> [TASK DESCRIPTION] Check every line of the data below for the word "title", then give only the number of lines that have it.

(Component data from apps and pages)
####################

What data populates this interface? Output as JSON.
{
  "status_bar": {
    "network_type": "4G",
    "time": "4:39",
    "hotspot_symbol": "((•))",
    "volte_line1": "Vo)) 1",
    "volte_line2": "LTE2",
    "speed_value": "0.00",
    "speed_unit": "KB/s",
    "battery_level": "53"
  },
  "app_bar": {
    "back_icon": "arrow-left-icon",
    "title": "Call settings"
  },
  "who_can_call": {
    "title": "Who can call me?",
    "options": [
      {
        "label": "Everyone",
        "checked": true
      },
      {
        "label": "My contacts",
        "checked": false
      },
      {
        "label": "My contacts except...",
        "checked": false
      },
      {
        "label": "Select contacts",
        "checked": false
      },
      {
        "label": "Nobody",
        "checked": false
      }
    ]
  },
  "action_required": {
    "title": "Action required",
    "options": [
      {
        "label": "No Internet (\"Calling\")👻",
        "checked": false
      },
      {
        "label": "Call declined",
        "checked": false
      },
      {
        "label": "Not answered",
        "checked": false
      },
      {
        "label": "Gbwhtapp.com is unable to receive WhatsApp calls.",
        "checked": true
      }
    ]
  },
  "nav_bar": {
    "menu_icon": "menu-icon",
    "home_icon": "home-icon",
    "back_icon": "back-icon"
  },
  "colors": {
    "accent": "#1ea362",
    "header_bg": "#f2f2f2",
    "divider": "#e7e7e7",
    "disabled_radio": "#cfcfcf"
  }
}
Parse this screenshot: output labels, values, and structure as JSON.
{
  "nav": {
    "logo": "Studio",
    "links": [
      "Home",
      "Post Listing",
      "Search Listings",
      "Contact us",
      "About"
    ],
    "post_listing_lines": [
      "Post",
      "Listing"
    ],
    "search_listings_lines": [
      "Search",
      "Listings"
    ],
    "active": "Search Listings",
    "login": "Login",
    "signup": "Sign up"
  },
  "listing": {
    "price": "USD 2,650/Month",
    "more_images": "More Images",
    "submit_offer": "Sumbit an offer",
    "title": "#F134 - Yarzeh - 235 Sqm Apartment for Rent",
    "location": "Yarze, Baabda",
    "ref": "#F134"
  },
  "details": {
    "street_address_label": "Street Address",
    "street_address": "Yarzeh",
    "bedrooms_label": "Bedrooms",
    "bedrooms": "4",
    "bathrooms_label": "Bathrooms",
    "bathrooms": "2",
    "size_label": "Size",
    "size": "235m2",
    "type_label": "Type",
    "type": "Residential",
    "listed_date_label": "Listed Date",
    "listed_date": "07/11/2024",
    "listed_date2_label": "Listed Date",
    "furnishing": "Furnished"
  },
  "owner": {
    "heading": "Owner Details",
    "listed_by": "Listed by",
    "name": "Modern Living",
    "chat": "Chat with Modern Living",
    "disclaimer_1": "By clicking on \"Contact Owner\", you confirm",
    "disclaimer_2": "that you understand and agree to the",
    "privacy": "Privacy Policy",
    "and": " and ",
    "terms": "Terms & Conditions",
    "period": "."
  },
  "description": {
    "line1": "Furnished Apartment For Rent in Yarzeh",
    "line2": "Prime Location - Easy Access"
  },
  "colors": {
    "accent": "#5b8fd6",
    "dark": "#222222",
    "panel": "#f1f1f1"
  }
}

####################

> [TASK ANSWER] 4